The narcissist wants people to see when they are right and the narcissist wants people to listen to them, but the narcissist does not want to listen to other people. The narcissist does not notice other peoples’ feelings, but if the narcissist’s feelings are hurt and they get angry.
That sounds like autism as well. Not all autism. But people with autism who I don’t like.
When the narcissist is having a terrible time in life, they might seem to change, but the narcissist does not have enough personal insight to change. They might seem to understand that they are all about themselves, but they don’t really understand.
This is everyone with autism: We think we see ourselves and we think we are managing the parts of our personality that are anti-social. But if we could do that, autism would be curable.
We go to therapy to complain about a parent or partner or terrible dates. And therapists need a word to describe people who are transgressive. Narcissism is a word that enables people to empathize with how hard it is to live with the person.
Except that every time I coach someone with autism, they bring up the word narcissist to describe someone in their life. But autism is genetic, and it can’t be that everyone in the family has autism except the narcissist parent. Really. Autism is genetic. The parent has autism too.

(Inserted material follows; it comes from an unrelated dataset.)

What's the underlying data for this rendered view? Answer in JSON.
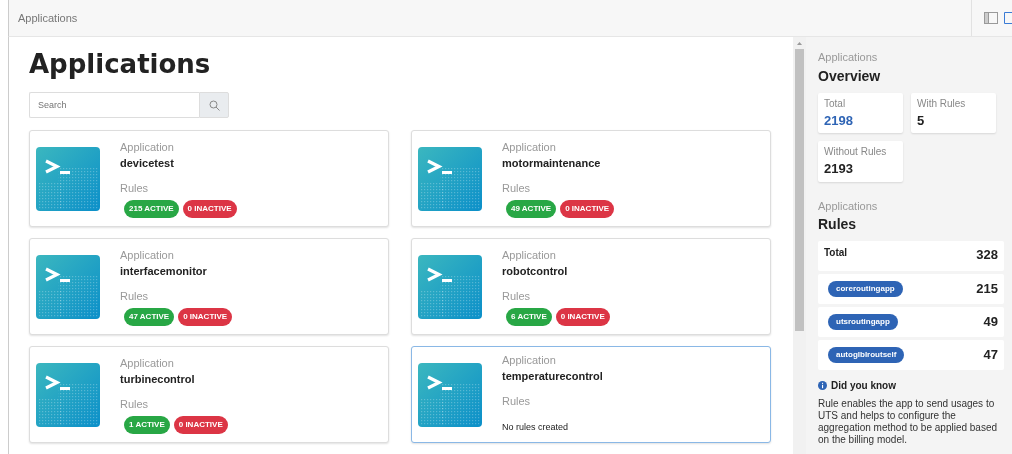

Sculptures by Laurent Craste remind me of autistic men with high IQs who can’t understand themselves, or other people, and let their rage and anger destroy the people they love. I grew up with a father like this and attracted men like this. I know what it’s like to live in fear. They have periodic urges to change but it’s clearly impossible for them.
People with narcissism have the same type of brain as people with autism: very high IQ with unpredictable dips in certain areas. People more numerically gifted are more stubborn and rigid. People less numerically gifted are better at camouflaging those autistic traits. Narcissism, then, is the numerically gifted version of autism.
Why is this important? Because people with autism marry other people with autism. We are drawn to each other because it’s genetic so autism feels familiar to us. Also, we don’t play normal dating games so neurotypical people screen us out of their dating pool; we’re too weird.
So you and your partner have autism. You are not diagnosed because the mental health profession has no idea what they’re doing with autism. They are not trained well in diagnostics and they miss it all the time. So you really need to recognize autism yourself. Luckily it runs in families so if you have one person you can catch everyone. There is never one person with autism. Really. I swear.
You will both always have autism, but if you understand your autism you can use it more effectively. For example autistic people are competitive because we don’t understand how to be valuable to people outside of logical ranking systems. You and your partner both have this trait. But your partner is more competitive than you and less good at masking it.
At some point in the dating process you liked that you’re both winners. And everyone was on good behavior so no one noticed that you are low-conflict and your partner is high-conflict. But the truth is you’ll do anything to avoid conflict. So you give in. And the high-conflict person sees that and assumes they’ll get what they want.
Your partner doesn’t have to change for your relationship to change. You can decide to face conflict and establish boundaries. For example, someone can blame you for whatever goes wrong, but you don’t have to accept that as truth. The person can pick fights with you but you don’t have to take the bait. You could leave, but that won’t change the fact that you don’t deal well with boundaries or conflict. And it won’t change that people with autism marry people with autism.
So consider that narcissist is really the word for “autistic person I hate.” And you can make things better by managing your own autism more effectively. Give it a try. If nothing else, the number-one complaint about people with narcissism is they blame everyone else for their problems.